Task description = Print the records below exactly as they appear. Omit all pictures.

(Excerpts from an interface dataset)
-- Opening Marker --

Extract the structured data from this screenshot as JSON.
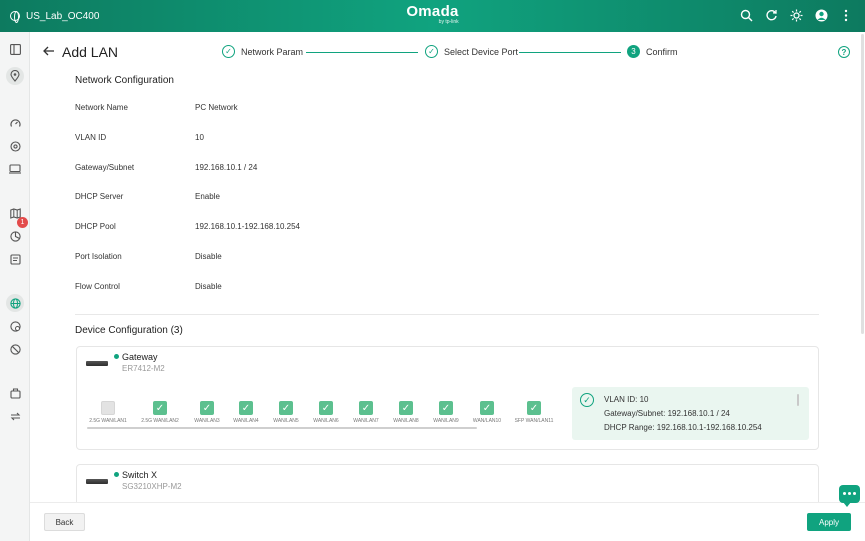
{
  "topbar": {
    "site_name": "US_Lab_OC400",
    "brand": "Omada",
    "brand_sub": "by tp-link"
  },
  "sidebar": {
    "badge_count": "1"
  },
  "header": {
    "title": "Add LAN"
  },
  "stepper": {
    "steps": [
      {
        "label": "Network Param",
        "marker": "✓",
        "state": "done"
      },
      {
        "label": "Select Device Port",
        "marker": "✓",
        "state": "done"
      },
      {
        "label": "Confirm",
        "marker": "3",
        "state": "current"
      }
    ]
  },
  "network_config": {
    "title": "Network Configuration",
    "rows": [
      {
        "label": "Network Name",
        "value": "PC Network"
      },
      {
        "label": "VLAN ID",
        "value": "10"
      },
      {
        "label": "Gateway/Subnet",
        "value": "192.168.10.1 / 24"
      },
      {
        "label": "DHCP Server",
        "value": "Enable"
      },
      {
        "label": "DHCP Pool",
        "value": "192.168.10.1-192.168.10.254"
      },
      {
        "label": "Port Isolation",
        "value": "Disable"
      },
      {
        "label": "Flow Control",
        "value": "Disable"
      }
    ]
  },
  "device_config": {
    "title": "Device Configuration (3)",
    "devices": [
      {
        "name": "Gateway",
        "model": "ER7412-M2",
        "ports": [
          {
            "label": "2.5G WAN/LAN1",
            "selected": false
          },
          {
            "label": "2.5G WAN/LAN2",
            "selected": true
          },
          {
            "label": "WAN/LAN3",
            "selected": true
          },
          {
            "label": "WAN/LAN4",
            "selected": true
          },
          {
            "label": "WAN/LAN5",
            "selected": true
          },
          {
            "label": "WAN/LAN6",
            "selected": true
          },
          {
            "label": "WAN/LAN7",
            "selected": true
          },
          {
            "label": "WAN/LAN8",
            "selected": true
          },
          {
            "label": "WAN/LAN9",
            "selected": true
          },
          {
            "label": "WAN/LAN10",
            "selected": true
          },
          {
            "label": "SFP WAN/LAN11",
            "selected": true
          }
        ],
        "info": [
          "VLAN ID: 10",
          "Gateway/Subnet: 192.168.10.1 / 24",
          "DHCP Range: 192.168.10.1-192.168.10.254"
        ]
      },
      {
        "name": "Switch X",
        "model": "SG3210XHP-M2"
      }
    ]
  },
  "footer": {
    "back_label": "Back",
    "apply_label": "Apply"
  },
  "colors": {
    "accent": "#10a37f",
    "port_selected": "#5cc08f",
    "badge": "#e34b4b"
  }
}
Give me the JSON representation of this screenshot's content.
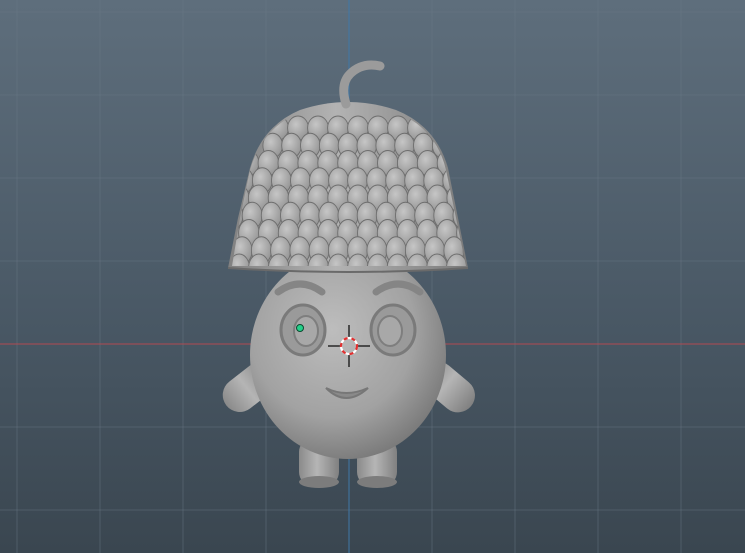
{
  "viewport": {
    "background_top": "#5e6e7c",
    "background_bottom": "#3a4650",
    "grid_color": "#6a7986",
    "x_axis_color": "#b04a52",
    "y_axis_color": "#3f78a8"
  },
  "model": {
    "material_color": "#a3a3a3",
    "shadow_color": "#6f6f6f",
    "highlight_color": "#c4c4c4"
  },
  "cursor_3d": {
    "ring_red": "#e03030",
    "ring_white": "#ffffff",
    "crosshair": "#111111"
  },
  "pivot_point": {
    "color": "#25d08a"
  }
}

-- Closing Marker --

Solution for this problem =
Extract the structured data from this screenshot as JSON.
{
  "topbar": {
    "site_name": "US_Lab_OC400",
    "brand": "Omada",
    "brand_sub": "by tp-link"
  },
  "sidebar": {
    "badge_count": "1"
  },
  "header": {
    "title": "Add LAN"
  },
  "stepper": {
    "steps": [
      {
        "label": "Network Param",
        "marker": "✓",
        "state": "done"
      },
      {
        "label": "Select Device Port",
        "marker": "✓",
        "state": "done"
      },
      {
        "label": "Confirm",
        "marker": "3",
        "state": "current"
      }
    ]
  },
  "network_config": {
    "title": "Network Configuration",
    "rows": [
      {
        "label": "Network Name",
        "value": "PC Network"
      },
      {
        "label": "VLAN ID",
        "value": "10"
      },
      {
        "label": "Gateway/Subnet",
        "value": "192.168.10.1 / 24"
      },
      {
        "label": "DHCP Server",
        "value": "Enable"
      },
      {
        "label": "DHCP Pool",
        "value": "192.168.10.1-192.168.10.254"
      },
      {
        "label": "Port Isolation",
        "value": "Disable"
      },
      {
        "label": "Flow Control",
        "value": "Disable"
      }
    ]
  },
  "device_config": {
    "title": "Device Configuration (3)",
    "devices": [
      {
        "name": "Gateway",
        "model": "ER7412-M2",
        "ports": [
          {
            "label": "2.5G WAN/LAN1",
            "selected": false
          },
          {
            "label": "2.5G WAN/LAN2",
            "selected": true
          },
          {
            "label": "WAN/LAN3",
            "selected": true
          },
          {
            "label": "WAN/LAN4",
            "selected": true
          },
          {
            "label": "WAN/LAN5",
            "selected": true
          },
          {
            "label": "WAN/LAN6",
            "selected": true
          },
          {
            "label": "WAN/LAN7",
            "selected": true
          },
          {
            "label": "WAN/LAN8",
            "selected": true
          },
          {
            "label": "WAN/LAN9",
            "selected": true
          },
          {
            "label": "WAN/LAN10",
            "selected": true
          },
          {
            "label": "SFP WAN/LAN11",
            "selected": true
          }
        ],
        "info": [
          "VLAN ID: 10",
          "Gateway/Subnet: 192.168.10.1 / 24",
          "DHCP Range: 192.168.10.1-192.168.10.254"
        ]
      },
      {
        "name": "Switch X",
        "model": "SG3210XHP-M2"
      }
    ]
  },
  "footer": {
    "back_label": "Back",
    "apply_label": "Apply"
  },
  "colors": {
    "accent": "#10a37f",
    "port_selected": "#5cc08f",
    "badge": "#e34b4b"
  }
}
Give me the JSON representation of this screenshot's content.
{
  "viewport": {
    "background_top": "#5e6e7c",
    "background_bottom": "#3a4650",
    "grid_color": "#6a7986",
    "x_axis_color": "#b04a52",
    "y_axis_color": "#3f78a8"
  },
  "model": {
    "material_color": "#a3a3a3",
    "shadow_color": "#6f6f6f",
    "highlight_color": "#c4c4c4"
  },
  "cursor_3d": {
    "ring_red": "#e03030",
    "ring_white": "#ffffff",
    "crosshair": "#111111"
  },
  "pivot_point": {
    "color": "#25d08a"
  }
}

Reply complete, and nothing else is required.